The members are former Kenyan Chief Justice Willy Mutunga, Uganda’s Constitutional Review Commission chair Ssempebwa, Maria Matembe, Chaloka Beyani, Alice Nderitu, Kenyan journalist David Makali, Dan Ogalo, Uganda High Court judge Lydia Mugambe, Frederick Jjuuko, Kenyan lawyer Betty Murungi, Alice Mugwe and Zein Abubakar.

Among the institutions indicted by the panel are the electoral commission and the police.

"The Electoral Commission should play its role and the police protect rather than violate the people and keep security during elections, not beat and torture them the way they're doing," Matembe said.

She appealed to the leadership of Tanzania to remember “the glorious role played by Tanzania in the liberation of the continent”.

Abubakar said authorities should improve the context of the polls, the counting and the aftermath.

Don Teya said when the civic space is closed, it provides fertile grounds for chaos.

"What we have seen in Tanzania is the misuse of the law to constrict the space for political and civic action,” Deya said.

In his first term, President Pombe Magufuli has been accused of repression against the opposition, civil society and the media. He has, however, scored highly in infrastructure development and the war on corruption, which were his key promises in 2015.

On September 2, Human Rights Watch said Tanzanian authorities had stepped up repression ahead of the polls.

“Since mid-June, the government has arrested at least 17 opposition party members and critics of the government, suspended a rights group and cancelled the license of another, and blocked other major rights groups from observing the upcoming elections.”

“The authorities have also imposed new restrictions on the media, revoking the license of a newspaper affiliated with an opposition member and restricting some news outlets because of their reporting on Covid-19, which President John Magufuli says no longer exists in the country,” the rights lobby said.

The government has, for instance, arrested and briefly detained opposition figures, notably the ACT-Wazalendo Party and Chadema, the main opposition party, on such grounds as “endangering the peace” or unlawful assembly.

Chadema offices were set ablaze in August according to its leader Tundu Lissu. He survived an attempted assassination in 2017, after which he fled to Kenya, later proceeding to Belgium.

In October, his campaign was suspended for a week after he was accused of making seditious statements during a rally.

Lissu on Thursday confirmed fears that the election will not be fair.

"That our elections will not be free, fair and credible is a foregone conclusion on the basis of any criteria for free, fair and credible elections.
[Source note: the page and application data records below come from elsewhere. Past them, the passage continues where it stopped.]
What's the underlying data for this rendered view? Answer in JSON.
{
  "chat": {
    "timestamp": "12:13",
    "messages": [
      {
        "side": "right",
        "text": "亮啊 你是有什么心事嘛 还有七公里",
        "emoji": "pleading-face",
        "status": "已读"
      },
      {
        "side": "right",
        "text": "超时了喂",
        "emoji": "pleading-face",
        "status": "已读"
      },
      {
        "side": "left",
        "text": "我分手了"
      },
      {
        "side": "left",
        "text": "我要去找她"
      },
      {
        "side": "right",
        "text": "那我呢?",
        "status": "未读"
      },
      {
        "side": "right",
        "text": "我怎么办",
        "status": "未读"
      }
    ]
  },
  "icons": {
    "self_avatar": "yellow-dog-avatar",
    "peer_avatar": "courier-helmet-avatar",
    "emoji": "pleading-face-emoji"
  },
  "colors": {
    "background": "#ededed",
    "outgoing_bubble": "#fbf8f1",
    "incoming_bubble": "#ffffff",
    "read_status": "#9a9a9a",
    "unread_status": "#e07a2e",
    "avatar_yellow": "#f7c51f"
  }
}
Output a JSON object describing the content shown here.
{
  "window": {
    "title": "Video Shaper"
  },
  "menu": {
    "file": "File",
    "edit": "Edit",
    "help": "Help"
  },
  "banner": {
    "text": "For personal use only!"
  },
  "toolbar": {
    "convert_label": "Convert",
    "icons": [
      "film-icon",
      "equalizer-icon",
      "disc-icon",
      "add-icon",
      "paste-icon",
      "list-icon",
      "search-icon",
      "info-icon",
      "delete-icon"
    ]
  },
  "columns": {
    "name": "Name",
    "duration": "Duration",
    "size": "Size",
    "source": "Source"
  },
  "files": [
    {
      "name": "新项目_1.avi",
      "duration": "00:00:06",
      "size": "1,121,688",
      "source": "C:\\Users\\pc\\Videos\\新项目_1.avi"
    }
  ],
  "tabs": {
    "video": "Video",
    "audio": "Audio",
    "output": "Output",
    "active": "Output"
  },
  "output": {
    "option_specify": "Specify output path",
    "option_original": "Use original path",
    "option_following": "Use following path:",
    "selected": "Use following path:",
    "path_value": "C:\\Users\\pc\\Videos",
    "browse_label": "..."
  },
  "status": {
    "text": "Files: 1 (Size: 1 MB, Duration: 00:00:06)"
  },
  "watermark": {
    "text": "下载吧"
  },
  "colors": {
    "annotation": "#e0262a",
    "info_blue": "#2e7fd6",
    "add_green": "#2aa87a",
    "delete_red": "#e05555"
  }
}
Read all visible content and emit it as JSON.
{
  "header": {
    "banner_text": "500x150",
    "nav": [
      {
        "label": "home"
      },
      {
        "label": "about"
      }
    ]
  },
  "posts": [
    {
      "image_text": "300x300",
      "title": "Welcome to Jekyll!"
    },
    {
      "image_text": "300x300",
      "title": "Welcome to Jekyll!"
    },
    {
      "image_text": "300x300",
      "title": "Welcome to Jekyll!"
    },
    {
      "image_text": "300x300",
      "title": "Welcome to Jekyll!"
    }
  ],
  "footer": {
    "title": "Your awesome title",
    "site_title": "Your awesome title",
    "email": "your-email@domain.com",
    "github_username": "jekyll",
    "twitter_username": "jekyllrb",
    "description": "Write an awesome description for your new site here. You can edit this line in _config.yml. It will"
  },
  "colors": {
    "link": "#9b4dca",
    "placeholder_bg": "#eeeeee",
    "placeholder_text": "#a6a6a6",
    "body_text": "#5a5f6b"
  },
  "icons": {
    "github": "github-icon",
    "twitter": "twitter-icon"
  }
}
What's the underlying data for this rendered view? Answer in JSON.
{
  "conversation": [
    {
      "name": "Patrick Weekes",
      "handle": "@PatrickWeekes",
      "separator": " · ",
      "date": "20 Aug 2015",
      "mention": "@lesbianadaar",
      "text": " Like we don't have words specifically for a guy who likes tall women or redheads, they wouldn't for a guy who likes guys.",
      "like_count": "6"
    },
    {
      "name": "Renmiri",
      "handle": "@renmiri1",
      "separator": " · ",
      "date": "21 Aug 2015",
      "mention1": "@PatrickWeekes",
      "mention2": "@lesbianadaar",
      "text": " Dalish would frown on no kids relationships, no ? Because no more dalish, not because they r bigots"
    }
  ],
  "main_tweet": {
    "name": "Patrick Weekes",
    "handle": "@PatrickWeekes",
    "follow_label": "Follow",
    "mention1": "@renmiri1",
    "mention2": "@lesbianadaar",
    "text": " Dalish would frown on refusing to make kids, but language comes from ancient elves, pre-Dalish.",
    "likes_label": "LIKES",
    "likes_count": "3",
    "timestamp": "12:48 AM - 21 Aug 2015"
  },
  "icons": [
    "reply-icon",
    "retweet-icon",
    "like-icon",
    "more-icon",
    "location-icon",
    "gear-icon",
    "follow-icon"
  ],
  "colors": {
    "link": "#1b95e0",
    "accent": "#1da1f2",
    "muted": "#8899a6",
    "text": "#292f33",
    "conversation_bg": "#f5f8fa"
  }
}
All the same, we’ll not let the regime get away with stealing the elections," Lissu said through a message.

Asked about the measures they have put in place to protect their vote, Lissu said they are putting poll watchers in all the over 80,000 polling stations across the country.

"We’ll ensure our polling agents are supplied with the election returns for their respective polling stations. We’ll do our numbers and if the results are in our favour we’ll make them public for the world to know," Lissu said.
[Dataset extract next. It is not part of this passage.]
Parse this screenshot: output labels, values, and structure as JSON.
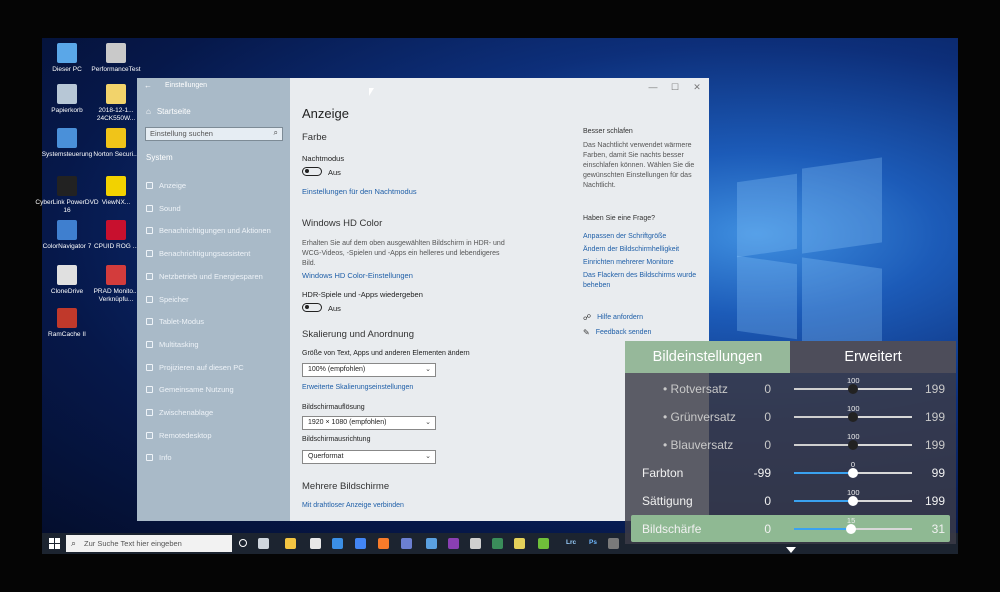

He noted that Chadema has campaigned hard and the Tanzanian masses have responded massively to its platform of Freedom, Justice and People-centred Development.

On Thursday, US Ambassador to Tanzania Donald J Wright said calling for free and fair elections is not meddling in Tanzania’s politics.

“It is simply standing up for the aspiration shared by all people, Americans and Tanzanians alike: to have their voices heard, especially when choosing who will lead and represent them,” he said.

The EU on Thursday said reports of incidents and limitations in the run-up to the elections are of concern.

"Democracy thrives from freedom of expression and assembly, and a political environment that values citizen engagement, equal participation, impartiality of state institutions, and upholds human rights," EU said in a statement.

On October 8, Secretary of State Mike Pompeo warned that the US will not hesitate to consider consequences – including visa restrictions – for those who undermine democracy in an election in Africa.